[Entries from a dataset of interfaces]
□ □ □ □

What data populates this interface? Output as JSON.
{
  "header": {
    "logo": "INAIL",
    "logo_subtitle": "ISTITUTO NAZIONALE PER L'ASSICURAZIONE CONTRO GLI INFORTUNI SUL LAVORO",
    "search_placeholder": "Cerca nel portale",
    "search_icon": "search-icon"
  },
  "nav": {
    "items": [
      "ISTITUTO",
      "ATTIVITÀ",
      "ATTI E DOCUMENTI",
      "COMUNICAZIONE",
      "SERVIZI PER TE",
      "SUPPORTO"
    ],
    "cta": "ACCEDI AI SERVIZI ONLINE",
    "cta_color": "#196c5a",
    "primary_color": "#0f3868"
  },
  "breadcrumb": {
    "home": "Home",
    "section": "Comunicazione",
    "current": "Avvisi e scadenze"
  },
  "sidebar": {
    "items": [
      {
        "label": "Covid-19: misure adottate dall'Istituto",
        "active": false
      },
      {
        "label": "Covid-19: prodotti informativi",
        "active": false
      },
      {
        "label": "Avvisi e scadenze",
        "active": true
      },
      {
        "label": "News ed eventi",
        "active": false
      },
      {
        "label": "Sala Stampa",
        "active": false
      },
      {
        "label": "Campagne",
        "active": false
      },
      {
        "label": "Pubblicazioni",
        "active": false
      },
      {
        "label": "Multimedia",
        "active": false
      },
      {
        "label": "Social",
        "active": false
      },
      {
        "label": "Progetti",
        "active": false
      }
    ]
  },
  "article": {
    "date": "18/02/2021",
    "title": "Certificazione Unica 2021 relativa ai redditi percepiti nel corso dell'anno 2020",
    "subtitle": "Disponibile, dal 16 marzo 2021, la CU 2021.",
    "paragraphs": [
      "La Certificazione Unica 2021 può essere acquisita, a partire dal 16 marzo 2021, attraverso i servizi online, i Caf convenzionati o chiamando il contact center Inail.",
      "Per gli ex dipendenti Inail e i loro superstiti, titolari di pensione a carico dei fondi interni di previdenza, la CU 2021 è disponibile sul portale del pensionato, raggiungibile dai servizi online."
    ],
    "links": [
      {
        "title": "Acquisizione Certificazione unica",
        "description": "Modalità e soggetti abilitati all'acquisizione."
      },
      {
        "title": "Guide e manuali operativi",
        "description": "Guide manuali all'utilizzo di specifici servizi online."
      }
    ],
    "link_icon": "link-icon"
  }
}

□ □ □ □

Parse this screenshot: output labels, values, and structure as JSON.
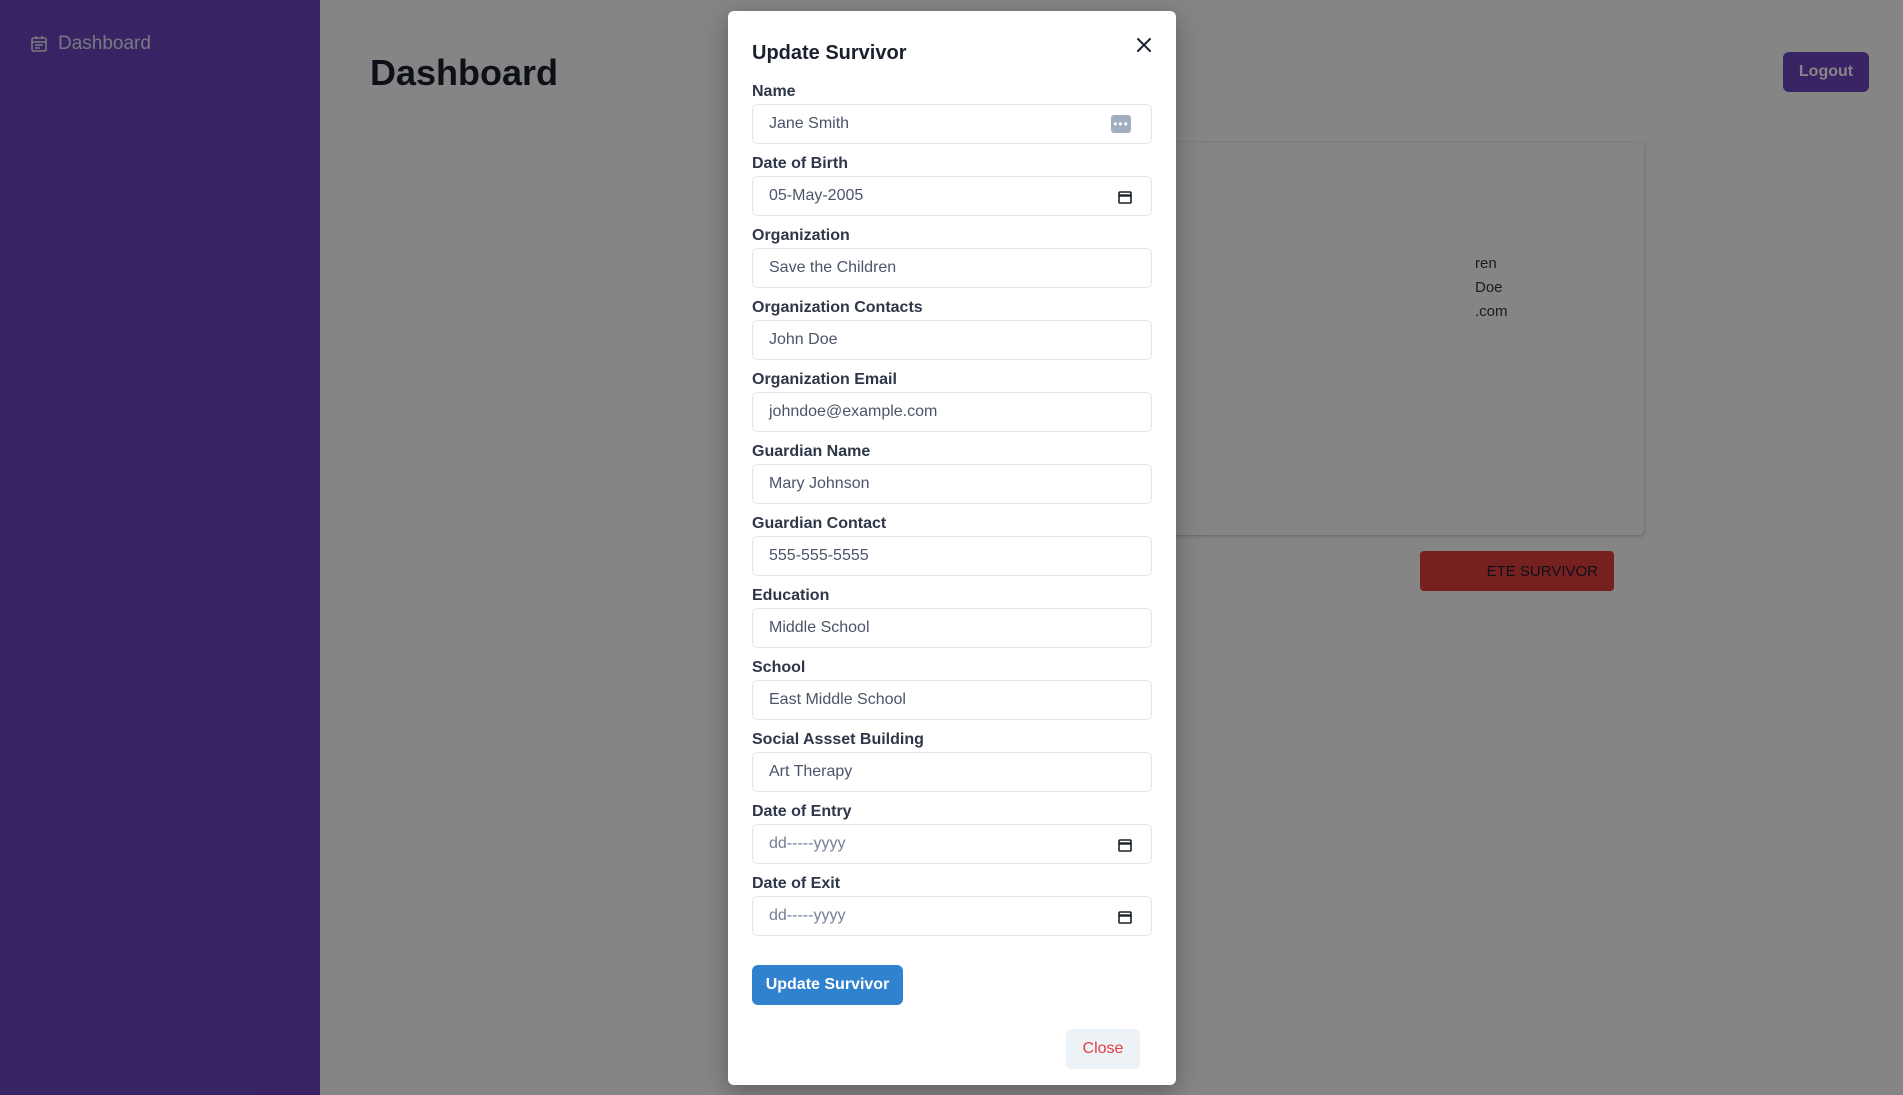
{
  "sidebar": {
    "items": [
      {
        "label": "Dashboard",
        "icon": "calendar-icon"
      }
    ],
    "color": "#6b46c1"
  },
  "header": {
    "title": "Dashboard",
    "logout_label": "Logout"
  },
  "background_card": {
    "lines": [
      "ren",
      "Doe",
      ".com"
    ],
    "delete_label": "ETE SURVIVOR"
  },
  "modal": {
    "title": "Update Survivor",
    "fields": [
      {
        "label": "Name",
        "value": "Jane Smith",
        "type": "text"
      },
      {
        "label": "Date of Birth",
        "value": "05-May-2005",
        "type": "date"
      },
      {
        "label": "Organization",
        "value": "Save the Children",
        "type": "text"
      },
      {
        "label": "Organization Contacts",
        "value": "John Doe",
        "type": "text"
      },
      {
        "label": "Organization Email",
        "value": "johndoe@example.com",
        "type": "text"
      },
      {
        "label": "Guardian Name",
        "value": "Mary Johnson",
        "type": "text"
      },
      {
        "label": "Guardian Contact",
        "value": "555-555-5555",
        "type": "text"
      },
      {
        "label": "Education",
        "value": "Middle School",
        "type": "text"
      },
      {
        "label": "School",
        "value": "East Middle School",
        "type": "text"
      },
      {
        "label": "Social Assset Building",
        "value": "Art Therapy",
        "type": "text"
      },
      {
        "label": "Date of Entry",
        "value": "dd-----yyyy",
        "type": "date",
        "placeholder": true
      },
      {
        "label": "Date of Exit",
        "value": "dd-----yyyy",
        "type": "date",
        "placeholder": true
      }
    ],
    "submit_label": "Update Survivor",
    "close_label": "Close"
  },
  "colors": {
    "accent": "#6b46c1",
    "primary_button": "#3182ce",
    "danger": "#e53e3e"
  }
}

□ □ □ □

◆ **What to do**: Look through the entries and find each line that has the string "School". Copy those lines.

◆ **Written response**:
        "value": "Middle School",
        "label": "School",
        "value": "East Middle School",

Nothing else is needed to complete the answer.